Credibility and analysis of Ofcom’s concerns

It is also noted by Ofcom that in future operators may seek further consolidation, by merger or by co-operative joint venture, and any such consolidation would be considered by relevant competition authorities at the proper time. Ofcom’s intention is to avoid the effects of consolidation as a result of the Auction outcome.

By credible, Ofcom meant that a competitor exerts an effective constraint on its rivals with respect to factors like the provision of high quality services, competitive prices, choice and innovation and as such contributes to the overall competitiveness of the market.

Taking into consideration of the complex and multi-faceted nature of mobile services, technology, consumer demand and the characteristics of different spectrum holdings, Ofcom believes that no set of unique capabilities or spectrum portfolio would allow a national wholesaler to become a credible competitor.

Even if a national wholesaler is not in a strong position in some dimensions of service, or in delivering a particular service or to particular customers, it could become a credible competitor. A national wholesaler could be credible if it were able to provide good quality of service, like high data rates and latency, in most indoor locations even if it is not in a position to strongly compete for customers in the most difficult to serve locations.

Such differentiation between rivals is a feature of many competitive markets and it is not a cause for concern. It will add to the benefits of consumers because rivals will try to seek to exploit their advantages compared to competitors and resort to various ways to mitigate their disadvantages which may be creative or open up new possibilities for consumers.

While differentiation has some benefits, Ofcom considers that currently consumers are benefited from competition across a wide range of services and customers. The primary concern of the regulator is that the Auction may result in fewer than four national wholesalers who can be regarded as credible. . Over and above that there is a lesser anxiety that even though there are four credible national wholesalers, competition could be weaker due to the fact that one or more national wholesalers may hold lesser spectrum which would place them at a disadvantage in competing for some services and customers. For instance, a national wholesaler without sub-1 GHz spectrum may be at a disadvantage in serving customers who have a strong demand for deep indoor coverage.

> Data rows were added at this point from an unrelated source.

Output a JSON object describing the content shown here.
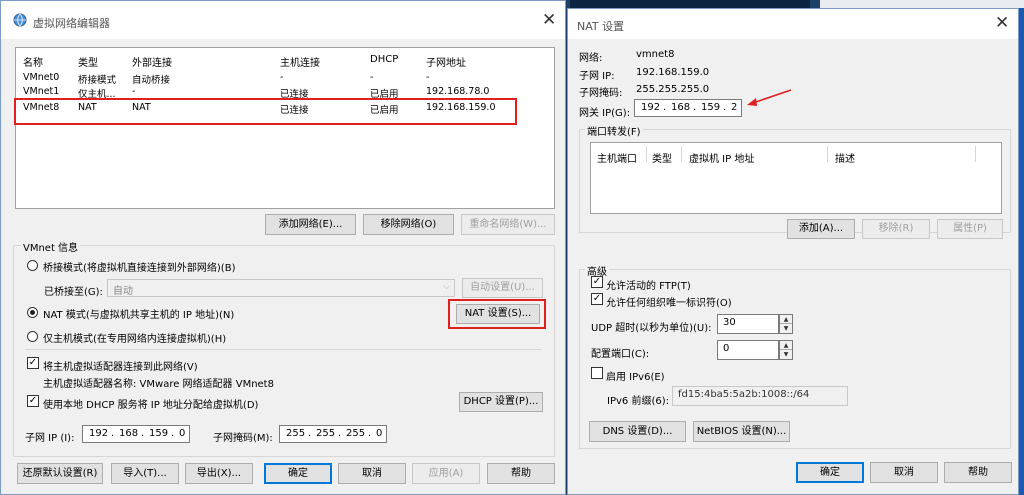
{
  "vne": {
    "title": "虚拟网络编辑器",
    "close": "✕",
    "table": {
      "headers": [
        "名称",
        "类型",
        "外部连接",
        "主机连接",
        "DHCP",
        "子网地址"
      ],
      "rows": [
        [
          "VMnet0",
          "桥接模式",
          "自动桥接",
          "-",
          "-",
          "-"
        ],
        [
          "VMnet1",
          "仅主机...",
          "-",
          "已连接",
          "已启用",
          "192.168.78.0"
        ],
        [
          "VMnet8",
          "NAT",
          "NAT",
          "已连接",
          "已启用",
          "192.168.159.0"
        ]
      ]
    },
    "add_network": "添加网络(E)...",
    "remove_network": "移除网络(O)",
    "rename_network": "重命名网络(W)...",
    "info_label": "VMnet 信息",
    "bridge_mode": "桥接模式(将虚拟机直接连接到外部网络)(B)",
    "bridged_to_label": "已桥接至(G):",
    "bridged_to_value": "自动",
    "auto_settings": "自动设置(U)...",
    "nat_mode": "NAT 模式(与虚拟机共享主机的 IP 地址)(N)",
    "nat_settings": "NAT 设置(S)...",
    "host_only_mode": "仅主机模式(在专用网络内连接虚拟机)(H)",
    "connect_adapter": "将主机虚拟适配器连接到此网络(V)",
    "adapter_name": "主机虚拟适配器名称: VMware 网络适配器 VMnet8",
    "use_dhcp": "使用本地 DHCP 服务将 IP 地址分配给虚拟机(D)",
    "dhcp_settings": "DHCP 设置(P)...",
    "subnet_ip_label": "子网 IP (I):",
    "subnet_ip": [
      "192",
      "168",
      "159",
      "0"
    ],
    "subnet_mask_label": "子网掩码(M):",
    "subnet_mask": [
      "255",
      "255",
      "255",
      "0"
    ],
    "restore_defaults": "还原默认设置(R)",
    "import": "导入(T)...",
    "export": "导出(X)...",
    "ok": "确定",
    "cancel": "取消",
    "apply": "应用(A)",
    "help": "帮助"
  },
  "nat": {
    "title": "NAT 设置",
    "close": "✕",
    "network_label": "网络:",
    "network_value": "vmnet8",
    "subnet_ip_label": "子网 IP:",
    "subnet_ip_value": "192.168.159.0",
    "subnet_mask_label": "子网掩码:",
    "subnet_mask_value": "255.255.255.0",
    "gateway_label": "网关 IP(G):",
    "gateway_ip": [
      "192",
      "168",
      "159",
      "2"
    ],
    "port_forwarding_label": "端口转发(F)",
    "pf_headers": [
      "主机端口",
      "类型",
      "虚拟机 IP 地址",
      "描述"
    ],
    "add": "添加(A)...",
    "remove": "移除(R)",
    "properties": "属性(P)",
    "advanced_label": "高级",
    "allow_ftp": "允许活动的 FTP(T)",
    "allow_oui": "允许任何组织唯一标识符(O)",
    "udp_timeout_label": "UDP 超时(以秒为单位)(U):",
    "udp_timeout_value": "30",
    "config_port_label": "配置端口(C):",
    "config_port_value": "0",
    "enable_ipv6": "启用 IPv6(E)",
    "ipv6_prefix_label": "IPv6 前缀(6):",
    "ipv6_prefix_value": "fd15:4ba5:5a2b:1008::/64",
    "dns_settings": "DNS 设置(D)...",
    "netbios_settings": "NetBIOS 设置(N)...",
    "ok": "确定",
    "cancel": "取消",
    "help": "帮助"
  },
  "colors": {
    "highlight": "#e02020",
    "arrow": "#e02020"
  }
}
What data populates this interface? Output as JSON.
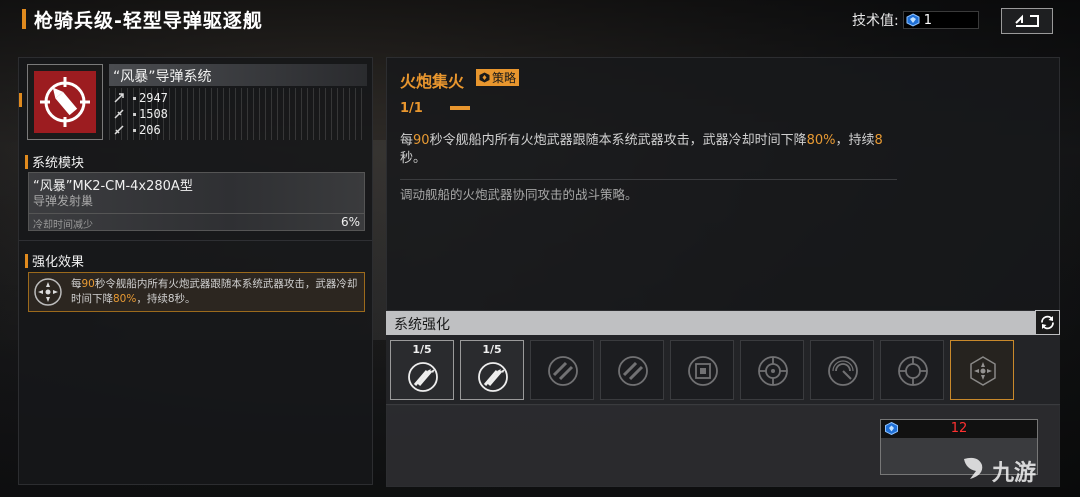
{
  "header": {
    "title": "枪骑兵级-轻型导弹驱逐舰",
    "tech_label": "技术值:",
    "tech_value": "1"
  },
  "weapon": {
    "name": "“风暴”导弹系统",
    "stats": [
      "2947",
      "1508",
      "206"
    ]
  },
  "module": {
    "section_title": "系统模块",
    "name": "“风暴”MK2-CM-4x280A型",
    "type": "导弹发射巢",
    "attr_label": "冷却时间减少",
    "attr_value": "6%"
  },
  "effect": {
    "section_title": "强化效果",
    "text_a": "每",
    "text_b": "90",
    "text_c": "秒令舰船内所有火炮武器跟随本系统武器攻击，武器冷却时间下降",
    "text_d": "80%",
    "text_e": "，持续8秒。"
  },
  "skill": {
    "name": "火炮集火",
    "tag": "策略",
    "level": "1/1",
    "desc_a": "每",
    "desc_b": "90",
    "desc_c": "秒令舰船内所有火炮武器跟随本系统武器攻击，武器冷却时间下降",
    "desc_d": "80%",
    "desc_e": "，持续",
    "desc_f": "8",
    "desc_g": "秒。",
    "flavor": "调动舰船的火炮武器协同攻击的战斗策略。"
  },
  "enhance": {
    "title": "系统强化",
    "slots": [
      {
        "level": "1/5",
        "icon": "missile-burst-icon",
        "state": "on"
      },
      {
        "level": "1/5",
        "icon": "missile-burst-icon",
        "state": "on"
      },
      {
        "level": "",
        "icon": "missile-pair-icon",
        "state": "off"
      },
      {
        "level": "",
        "icon": "missile-pair-icon",
        "state": "off"
      },
      {
        "level": "",
        "icon": "chip-icon",
        "state": "off"
      },
      {
        "level": "",
        "icon": "target-icon",
        "state": "off"
      },
      {
        "level": "",
        "icon": "radar-icon",
        "state": "off"
      },
      {
        "level": "",
        "icon": "target-icon",
        "state": "off"
      },
      {
        "level": "",
        "icon": "focus-fire-icon",
        "state": "sel"
      }
    ]
  },
  "cost": {
    "value": "12"
  },
  "watermark": "九游",
  "colors": {
    "accent": "#e8962e",
    "weapon_icon": "#9c1c20",
    "cost": "#ff3030"
  }
}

The regulator considers that there are two types of advantage or disadvantage to individual national wholesalers arising from spectrum holdings that would affect the overall competitiveness of the market and interests of consumers.

  • Whether a national wholesaler has the capacity to become a credible competitor
  • Whether the national wholesaler (despite being credible) is disadvantaged in competing across some services/customers.

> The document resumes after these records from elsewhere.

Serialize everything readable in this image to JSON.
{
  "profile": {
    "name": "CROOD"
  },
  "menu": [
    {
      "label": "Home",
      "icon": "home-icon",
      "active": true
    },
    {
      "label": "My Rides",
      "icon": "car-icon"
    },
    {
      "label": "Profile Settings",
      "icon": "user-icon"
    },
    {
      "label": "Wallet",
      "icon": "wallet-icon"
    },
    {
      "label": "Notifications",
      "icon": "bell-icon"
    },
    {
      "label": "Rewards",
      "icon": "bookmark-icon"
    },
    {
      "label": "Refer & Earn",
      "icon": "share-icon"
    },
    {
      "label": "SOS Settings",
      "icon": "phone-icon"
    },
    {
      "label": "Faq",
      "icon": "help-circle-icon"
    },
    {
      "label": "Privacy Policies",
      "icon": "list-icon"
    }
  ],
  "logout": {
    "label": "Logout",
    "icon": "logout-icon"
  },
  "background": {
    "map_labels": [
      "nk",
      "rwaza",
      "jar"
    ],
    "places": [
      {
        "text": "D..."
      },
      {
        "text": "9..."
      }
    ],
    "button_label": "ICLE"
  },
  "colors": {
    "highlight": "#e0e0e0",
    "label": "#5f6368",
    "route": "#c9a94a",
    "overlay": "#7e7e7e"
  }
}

Although these two types of competition concern originate from a similar source, there is a difference in the degree of importance of each to competition and to consumers. In its analysis, Ofcom first considered the larger competition concern arising from the number of national wholesalers with sufficient spectrum to be considered as credible. Secondly Ofcom considered the lesser competition concern about competition for certain segments of services or customers.

With regard to the larger competition concern, Ofcom has developed a broad analytical framework, to assess the spectrum that would be required by a national wholesaler to be capable of becoming a credible national wholesaler in order to promote competition for mobile services in the market. Ofcom considers that a national wholesaler may need to achieve at least a minimum level of capability on certain service dimensions in order to be credible. Even if a national wholesaler is able to meet the minimum level of capability on a particular dimension, it may be at a relative disadvantage to other national wholesalers on that dimension. The regulator is also concerned that a national wholesaler which has disadvantages in respect of too many dimensions of service, and too few or insufficiently important strengths in other dimensions, would not be a credible competitor. Ofcom has considered all relevant factors in determining whether or not a particular national wholesaler is likely to become a credible competito

Comments are closed.